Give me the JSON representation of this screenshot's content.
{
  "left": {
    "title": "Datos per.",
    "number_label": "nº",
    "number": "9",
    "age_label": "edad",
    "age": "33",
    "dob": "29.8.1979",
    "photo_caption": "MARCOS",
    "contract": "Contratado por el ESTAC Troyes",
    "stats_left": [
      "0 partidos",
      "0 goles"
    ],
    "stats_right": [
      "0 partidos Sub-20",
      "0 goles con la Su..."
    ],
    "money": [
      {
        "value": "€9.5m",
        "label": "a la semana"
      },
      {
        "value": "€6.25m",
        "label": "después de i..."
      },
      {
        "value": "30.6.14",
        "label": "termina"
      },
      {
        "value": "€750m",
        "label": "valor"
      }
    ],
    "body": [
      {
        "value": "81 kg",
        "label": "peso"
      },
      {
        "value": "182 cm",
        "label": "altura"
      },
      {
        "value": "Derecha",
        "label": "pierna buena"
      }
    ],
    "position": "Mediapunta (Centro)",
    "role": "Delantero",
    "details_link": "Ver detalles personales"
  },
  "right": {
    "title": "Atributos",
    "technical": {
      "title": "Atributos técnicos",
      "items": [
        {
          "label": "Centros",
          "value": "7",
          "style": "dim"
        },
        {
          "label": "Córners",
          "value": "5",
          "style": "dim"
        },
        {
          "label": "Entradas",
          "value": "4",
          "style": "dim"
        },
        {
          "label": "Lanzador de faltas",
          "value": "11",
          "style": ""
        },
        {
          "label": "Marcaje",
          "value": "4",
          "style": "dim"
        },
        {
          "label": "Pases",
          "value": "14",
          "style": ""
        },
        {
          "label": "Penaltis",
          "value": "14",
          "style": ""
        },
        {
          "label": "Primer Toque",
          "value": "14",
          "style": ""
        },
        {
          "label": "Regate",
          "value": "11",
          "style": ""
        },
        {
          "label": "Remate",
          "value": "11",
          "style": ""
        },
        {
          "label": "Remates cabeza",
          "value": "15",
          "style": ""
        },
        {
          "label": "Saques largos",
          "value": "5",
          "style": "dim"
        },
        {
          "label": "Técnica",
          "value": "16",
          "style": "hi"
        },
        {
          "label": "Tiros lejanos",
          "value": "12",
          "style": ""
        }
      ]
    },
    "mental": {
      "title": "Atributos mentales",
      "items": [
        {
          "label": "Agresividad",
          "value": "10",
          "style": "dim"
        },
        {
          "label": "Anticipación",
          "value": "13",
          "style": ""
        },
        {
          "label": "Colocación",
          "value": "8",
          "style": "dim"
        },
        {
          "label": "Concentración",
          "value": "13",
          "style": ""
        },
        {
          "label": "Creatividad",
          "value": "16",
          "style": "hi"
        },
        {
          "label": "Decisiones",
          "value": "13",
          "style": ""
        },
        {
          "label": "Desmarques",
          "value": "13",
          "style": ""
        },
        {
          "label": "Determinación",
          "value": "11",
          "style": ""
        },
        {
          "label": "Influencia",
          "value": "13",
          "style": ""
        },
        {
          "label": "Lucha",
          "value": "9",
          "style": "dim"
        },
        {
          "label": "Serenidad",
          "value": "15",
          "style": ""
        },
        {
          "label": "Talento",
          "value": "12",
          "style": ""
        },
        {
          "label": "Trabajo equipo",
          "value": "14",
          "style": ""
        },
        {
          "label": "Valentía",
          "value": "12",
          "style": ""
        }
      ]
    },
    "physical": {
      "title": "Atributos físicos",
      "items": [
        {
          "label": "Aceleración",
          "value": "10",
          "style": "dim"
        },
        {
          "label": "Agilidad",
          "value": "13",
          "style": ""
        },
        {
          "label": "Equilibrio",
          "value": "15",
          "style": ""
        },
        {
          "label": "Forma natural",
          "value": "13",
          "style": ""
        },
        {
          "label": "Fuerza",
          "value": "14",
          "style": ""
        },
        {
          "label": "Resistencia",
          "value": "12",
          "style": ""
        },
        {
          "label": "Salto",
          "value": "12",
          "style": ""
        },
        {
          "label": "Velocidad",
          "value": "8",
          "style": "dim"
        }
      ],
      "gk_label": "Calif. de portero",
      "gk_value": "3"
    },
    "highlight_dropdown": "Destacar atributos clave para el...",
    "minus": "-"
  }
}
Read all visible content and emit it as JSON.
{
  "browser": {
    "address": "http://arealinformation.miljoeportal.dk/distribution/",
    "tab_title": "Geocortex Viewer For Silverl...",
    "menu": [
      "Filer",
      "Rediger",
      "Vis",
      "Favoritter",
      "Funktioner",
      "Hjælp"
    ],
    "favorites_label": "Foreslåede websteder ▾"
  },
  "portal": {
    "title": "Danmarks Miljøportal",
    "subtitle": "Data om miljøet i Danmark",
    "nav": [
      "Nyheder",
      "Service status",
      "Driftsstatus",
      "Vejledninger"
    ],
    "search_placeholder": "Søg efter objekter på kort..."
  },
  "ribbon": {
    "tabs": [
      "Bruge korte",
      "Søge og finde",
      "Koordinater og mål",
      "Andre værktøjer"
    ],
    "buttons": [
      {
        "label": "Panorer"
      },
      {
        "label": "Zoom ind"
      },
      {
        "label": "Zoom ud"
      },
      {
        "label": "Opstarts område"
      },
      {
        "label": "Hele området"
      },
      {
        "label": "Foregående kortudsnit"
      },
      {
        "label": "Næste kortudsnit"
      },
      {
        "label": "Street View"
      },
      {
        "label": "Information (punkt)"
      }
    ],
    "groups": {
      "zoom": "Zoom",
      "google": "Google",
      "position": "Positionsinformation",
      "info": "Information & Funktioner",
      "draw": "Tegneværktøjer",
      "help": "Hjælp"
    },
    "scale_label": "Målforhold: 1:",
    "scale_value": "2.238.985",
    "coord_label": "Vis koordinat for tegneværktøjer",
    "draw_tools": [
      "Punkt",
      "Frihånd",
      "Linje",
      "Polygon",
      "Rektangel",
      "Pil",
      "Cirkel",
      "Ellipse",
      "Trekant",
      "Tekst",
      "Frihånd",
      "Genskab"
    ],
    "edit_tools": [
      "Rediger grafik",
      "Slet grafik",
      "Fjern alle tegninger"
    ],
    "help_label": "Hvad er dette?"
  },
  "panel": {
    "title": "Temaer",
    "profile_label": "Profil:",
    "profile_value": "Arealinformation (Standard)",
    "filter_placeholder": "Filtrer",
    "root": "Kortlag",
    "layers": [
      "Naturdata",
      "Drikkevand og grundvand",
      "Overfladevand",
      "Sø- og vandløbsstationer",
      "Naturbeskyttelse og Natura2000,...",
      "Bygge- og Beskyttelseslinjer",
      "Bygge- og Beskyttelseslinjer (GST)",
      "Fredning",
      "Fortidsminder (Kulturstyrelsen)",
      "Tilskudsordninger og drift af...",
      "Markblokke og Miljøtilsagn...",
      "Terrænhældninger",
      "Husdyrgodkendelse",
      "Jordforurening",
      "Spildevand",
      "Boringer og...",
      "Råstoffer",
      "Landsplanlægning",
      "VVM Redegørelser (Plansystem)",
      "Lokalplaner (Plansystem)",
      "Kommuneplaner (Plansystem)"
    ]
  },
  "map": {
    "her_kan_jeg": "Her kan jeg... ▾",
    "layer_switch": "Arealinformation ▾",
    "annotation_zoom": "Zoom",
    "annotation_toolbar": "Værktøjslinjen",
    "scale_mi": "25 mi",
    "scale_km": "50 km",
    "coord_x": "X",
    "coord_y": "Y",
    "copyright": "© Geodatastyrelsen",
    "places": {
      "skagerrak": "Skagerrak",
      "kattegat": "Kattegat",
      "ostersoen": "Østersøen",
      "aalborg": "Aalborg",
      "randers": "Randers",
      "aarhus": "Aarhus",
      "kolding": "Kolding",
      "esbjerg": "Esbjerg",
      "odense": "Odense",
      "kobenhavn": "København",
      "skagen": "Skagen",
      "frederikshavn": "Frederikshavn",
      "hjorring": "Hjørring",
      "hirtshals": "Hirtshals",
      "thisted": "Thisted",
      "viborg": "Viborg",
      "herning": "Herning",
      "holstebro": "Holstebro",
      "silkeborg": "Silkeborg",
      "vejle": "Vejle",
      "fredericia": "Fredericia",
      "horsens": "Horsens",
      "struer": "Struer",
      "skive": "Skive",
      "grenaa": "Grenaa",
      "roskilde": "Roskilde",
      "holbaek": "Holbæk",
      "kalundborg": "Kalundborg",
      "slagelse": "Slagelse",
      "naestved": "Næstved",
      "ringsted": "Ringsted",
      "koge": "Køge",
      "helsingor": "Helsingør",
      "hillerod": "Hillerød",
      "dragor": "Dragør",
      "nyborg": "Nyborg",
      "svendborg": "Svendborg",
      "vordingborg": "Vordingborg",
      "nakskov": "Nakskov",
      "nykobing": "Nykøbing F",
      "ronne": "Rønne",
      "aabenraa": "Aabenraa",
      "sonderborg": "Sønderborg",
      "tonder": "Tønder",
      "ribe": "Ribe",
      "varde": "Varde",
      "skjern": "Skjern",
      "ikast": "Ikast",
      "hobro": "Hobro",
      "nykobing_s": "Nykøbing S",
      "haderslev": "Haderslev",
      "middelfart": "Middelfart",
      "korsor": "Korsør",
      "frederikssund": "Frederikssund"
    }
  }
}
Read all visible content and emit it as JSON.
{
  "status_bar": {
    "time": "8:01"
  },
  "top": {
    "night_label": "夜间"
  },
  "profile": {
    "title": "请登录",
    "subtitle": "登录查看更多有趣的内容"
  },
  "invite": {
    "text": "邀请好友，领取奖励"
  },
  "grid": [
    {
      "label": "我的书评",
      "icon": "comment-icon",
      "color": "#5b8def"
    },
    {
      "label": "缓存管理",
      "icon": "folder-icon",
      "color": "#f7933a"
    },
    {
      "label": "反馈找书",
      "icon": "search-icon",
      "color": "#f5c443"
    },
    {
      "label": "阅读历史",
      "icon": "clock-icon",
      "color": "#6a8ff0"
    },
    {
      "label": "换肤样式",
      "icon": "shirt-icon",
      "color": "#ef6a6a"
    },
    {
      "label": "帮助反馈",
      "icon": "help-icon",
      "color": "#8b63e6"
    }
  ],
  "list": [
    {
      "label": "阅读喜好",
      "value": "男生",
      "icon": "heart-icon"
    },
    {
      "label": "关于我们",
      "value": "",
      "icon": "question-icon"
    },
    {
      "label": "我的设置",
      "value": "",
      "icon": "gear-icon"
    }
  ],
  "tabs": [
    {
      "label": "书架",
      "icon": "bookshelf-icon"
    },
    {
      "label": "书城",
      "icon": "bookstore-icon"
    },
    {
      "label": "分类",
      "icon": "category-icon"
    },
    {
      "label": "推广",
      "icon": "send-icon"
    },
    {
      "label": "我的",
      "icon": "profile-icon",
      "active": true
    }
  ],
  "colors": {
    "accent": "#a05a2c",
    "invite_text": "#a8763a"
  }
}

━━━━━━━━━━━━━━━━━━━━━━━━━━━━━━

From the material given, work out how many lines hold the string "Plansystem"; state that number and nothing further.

3